Sheehy, a 'lifer' who met a swift decline in AIB
The boss's fall was just as dramatic as his rise to the summit of Irish banking circles
EUGENE Sheehy hung onto office until November, even though he announced his departure in early May. The boss of AIB, Ireland's biggest bank, joined his chairman -- barrister Dermot Gleeson -- in the exit lounge before the AGM on May 13.
It had been widely reported that several big shareholders would oppose their re-election if they held on.
The 54-year-old Sheehy was another bank 'lifer', having worked in AIB since leaving school. He rose rapidly and was the first AIB boss to reach the top spot from the retail side.
He was a popular figure in the AIB canteen and was the first man to push bank profits beyond the €1bn landmark. He was awarded the top job ahead of present incumbent Colm Doherty, mainly because he was given credit for sorting out the US operation following the Ruznak debacle.

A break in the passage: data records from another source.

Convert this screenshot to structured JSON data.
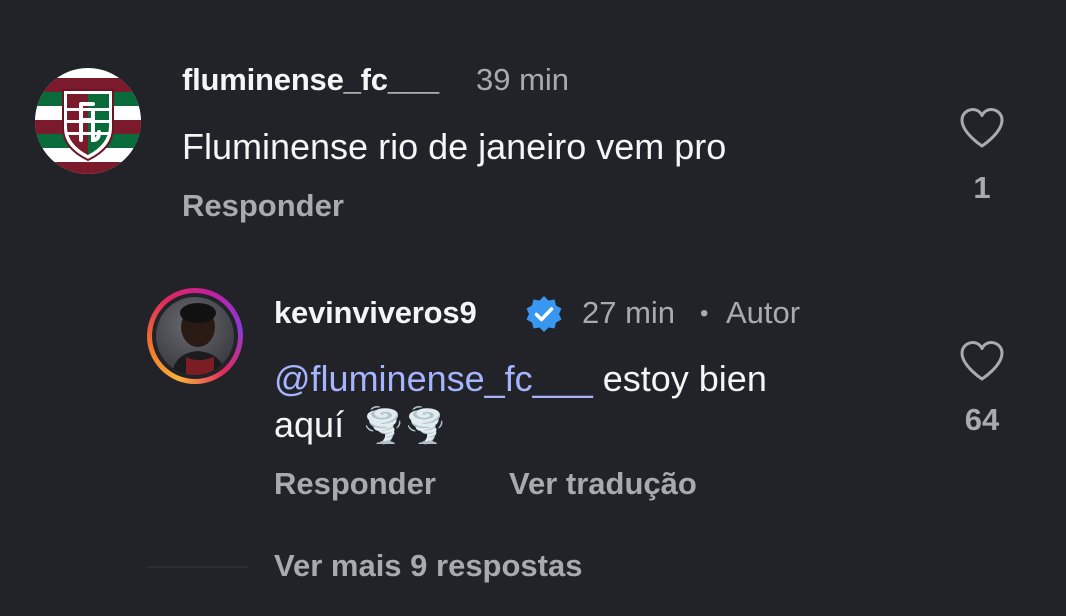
{
  "comments": [
    {
      "username": "fluminense_fc___",
      "time": "39 min",
      "text": "Fluminense rio de janeiro vem pro",
      "reply_label": "Responder",
      "likes": "1",
      "avatar_icon": "fluminense-crest-icon"
    }
  ],
  "reply": {
    "username": "kevinviveros9",
    "verified": true,
    "time": "27 min",
    "separator": "•",
    "author_badge": "Autor",
    "mention": "@fluminense_fc___",
    "text_line1": " estoy bien",
    "text_line2": "aquí",
    "emoji": "🌪️🌪️",
    "reply_label": "Responder",
    "translate_label": "Ver tradução",
    "likes": "64"
  },
  "more_replies": "Ver mais 9 respostas",
  "colors": {
    "background": "#212328",
    "text": "#f5f5f5",
    "muted": "#a8aab0",
    "mention": "#a5b4fc",
    "verified": "#3897f0"
  }
}
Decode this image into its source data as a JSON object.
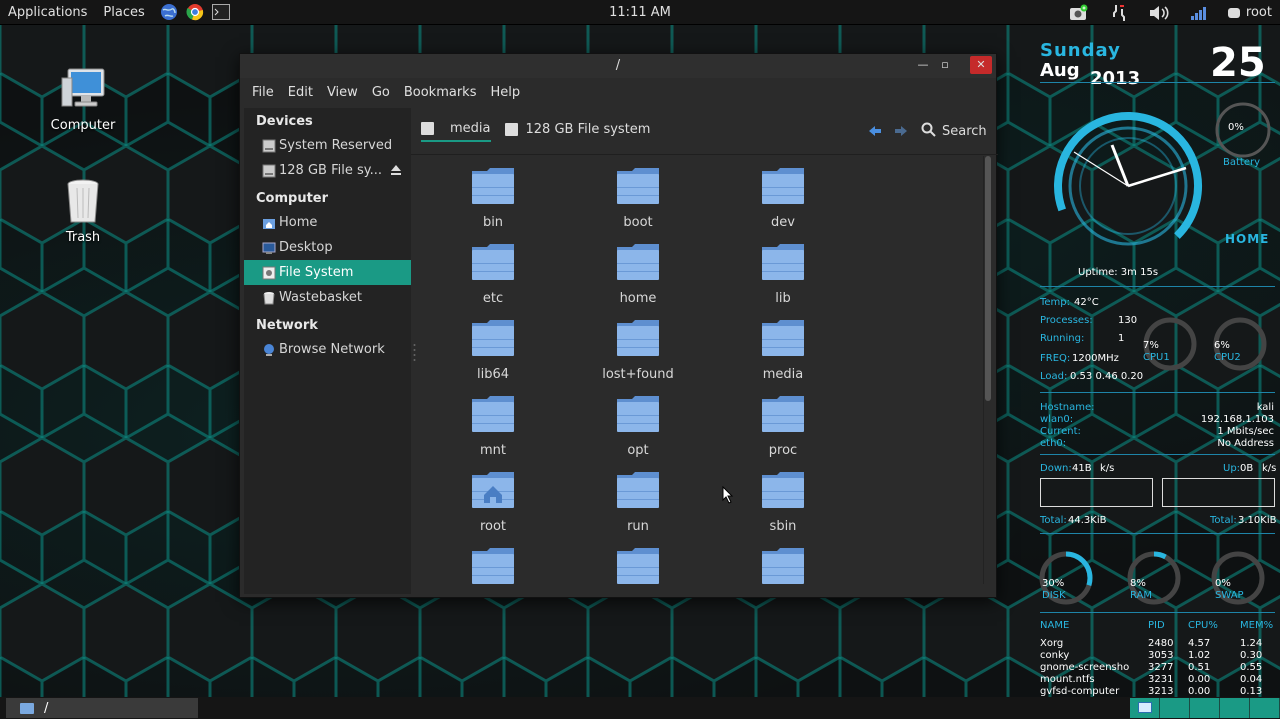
{
  "top_panel": {
    "applications_label": "Applications",
    "places_label": "Places",
    "clock": "11:11 AM",
    "user": "root"
  },
  "desktop_icons": [
    {
      "label": "Computer"
    },
    {
      "label": "Trash"
    }
  ],
  "window": {
    "title": "/",
    "menu": [
      "File",
      "Edit",
      "View",
      "Go",
      "Bookmarks",
      "Help"
    ],
    "sidebar": {
      "devices_header": "Devices",
      "devices": [
        {
          "label": "System Reserved"
        },
        {
          "label": "128 GB File sy..."
        }
      ],
      "computer_header": "Computer",
      "computer": [
        {
          "label": "Home"
        },
        {
          "label": "Desktop"
        },
        {
          "label": "File System"
        },
        {
          "label": "Wastebasket"
        }
      ],
      "network_header": "Network",
      "network": [
        {
          "label": "Browse Network"
        }
      ]
    },
    "pathbar": {
      "crumbs": [
        "media",
        "128 GB File system"
      ],
      "search_label": "Search"
    },
    "files": [
      "bin",
      "boot",
      "dev",
      "etc",
      "home",
      "lib",
      "lib64",
      "lost+found",
      "media",
      "mnt",
      "opt",
      "proc",
      "root",
      "run",
      "sbin",
      "",
      "",
      ""
    ]
  },
  "conky": {
    "day": "Sunday",
    "month_year_a": "Aug",
    "month_year_b": "2013",
    "date": "25",
    "battery_pct": "0%",
    "battery_label": "Battery",
    "home_label": "HOME",
    "uptime": "Uptime: 3m 15s",
    "temp_label": "Temp:",
    "temp_value": "42°C",
    "processes_label": "Processes:",
    "processes_value": "130",
    "running_label": "Running:",
    "running_value": "1",
    "freq_label": "FREQ:",
    "freq_value": "1200MHz",
    "load_label": "Load:",
    "load_value": "0.53 0.46 0.20",
    "cpu1_pct": "7%",
    "cpu1_label": "CPU1",
    "cpu2_pct": "6%",
    "cpu2_label": "CPU2",
    "hostname_label": "Hostname:",
    "hostname_value": "kali",
    "wlan_label": "wlan0:",
    "wlan_value": "192.168.1.103",
    "current_label": "Current:",
    "current_value": "1  Mbits/sec",
    "eth_label": "eth0:",
    "eth_value": "No Address",
    "down_label": "Down:",
    "down_value": "41B",
    "down_unit": "k/s",
    "up_label": "Up:",
    "up_value": "0B",
    "up_unit": "k/s",
    "total_down_label": "Total:",
    "total_down_value": "44.3KiB",
    "total_up_label": "Total:",
    "total_up_value": "3.10KiB",
    "disk_pct": "30%",
    "disk_label": "DISK",
    "ram_pct": "8%",
    "ram_label": "RAM",
    "swap_pct": "0%",
    "swap_label": "SWAP",
    "proc_headers": [
      "NAME",
      "PID",
      "CPU%",
      "MEM%"
    ],
    "processes": [
      {
        "name": "Xorg",
        "pid": "2480",
        "cpu": "4.57",
        "mem": "1.24"
      },
      {
        "name": "conky",
        "pid": "3053",
        "cpu": "1.02",
        "mem": "0.30"
      },
      {
        "name": "gnome-screensho",
        "pid": "3277",
        "cpu": "0.51",
        "mem": "0.55"
      },
      {
        "name": "mount.ntfs",
        "pid": "3231",
        "cpu": "0.00",
        "mem": "0.04"
      },
      {
        "name": "gvfsd-computer",
        "pid": "3213",
        "cpu": "0.00",
        "mem": "0.13"
      }
    ],
    "gauges": {
      "battery": 0,
      "cpu1": 0.07,
      "cpu2": 0.06,
      "disk": 0.3,
      "ram": 0.08,
      "swap": 0
    }
  },
  "bottom_panel": {
    "task_label": "/"
  },
  "colors": {
    "accent": "#1a9a85",
    "conky": "#29b6e0",
    "folder": "#7aa9e0"
  }
}
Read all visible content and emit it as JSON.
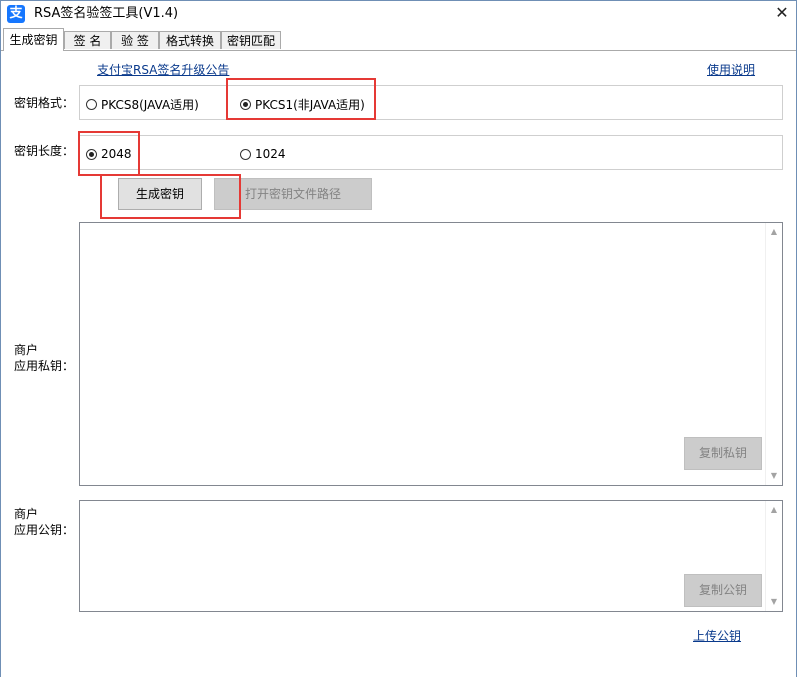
{
  "window": {
    "title": "RSA签名验签工具(V1.4)",
    "icon_char": "支",
    "close_glyph": "✕",
    "accent": "#1677ff"
  },
  "tabs": [
    {
      "label": "生成密钥",
      "active": true
    },
    {
      "label": "签  名",
      "active": false
    },
    {
      "label": "验  签",
      "active": false
    },
    {
      "label": "格式转换",
      "active": false
    },
    {
      "label": "密钥匹配",
      "active": false
    }
  ],
  "links": {
    "announcement": "支付宝RSA签名升级公告",
    "usage": "使用说明",
    "upload_public_key": "上传公钥"
  },
  "key_format": {
    "label": "密钥格式：",
    "options": [
      {
        "label": "PKCS8(JAVA适用)",
        "checked": false
      },
      {
        "label": "PKCS1(非JAVA适用)",
        "checked": true
      }
    ]
  },
  "key_length": {
    "label": "密钥长度：",
    "options": [
      {
        "label": "2048",
        "checked": true
      },
      {
        "label": "1024",
        "checked": false
      }
    ]
  },
  "buttons": {
    "generate": "生成密钥",
    "open_path": "打开密钥文件路径",
    "copy_private": "复制私钥",
    "copy_public": "复制公钥"
  },
  "private_key": {
    "label_line1": "商户",
    "label_line2": "应用私钥：",
    "value": ""
  },
  "public_key": {
    "label_line1": "商户",
    "label_line2": "应用公钥：",
    "value": ""
  },
  "scroll_glyphs": {
    "up": "▲",
    "down": "▼"
  },
  "highlight_color": "#e53935"
}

Sheehy's downfall after just four years at the top followed a period of irresponsible lending to developers in a rush to emulate Anglo Irish Bank. Sheehy's subsequent denial of any trouble ahead included his famous boast that AIB would "rather die than raise equity".
He was forced to eat his words when the Government announced two recapitalisations amounting to €5m. Sheehy's earlier decision to raise the AIB dividend at a time when the bank desperately needed to bolster reserves may have been an act of bravado, but it failed to impress investors, least of all the Government.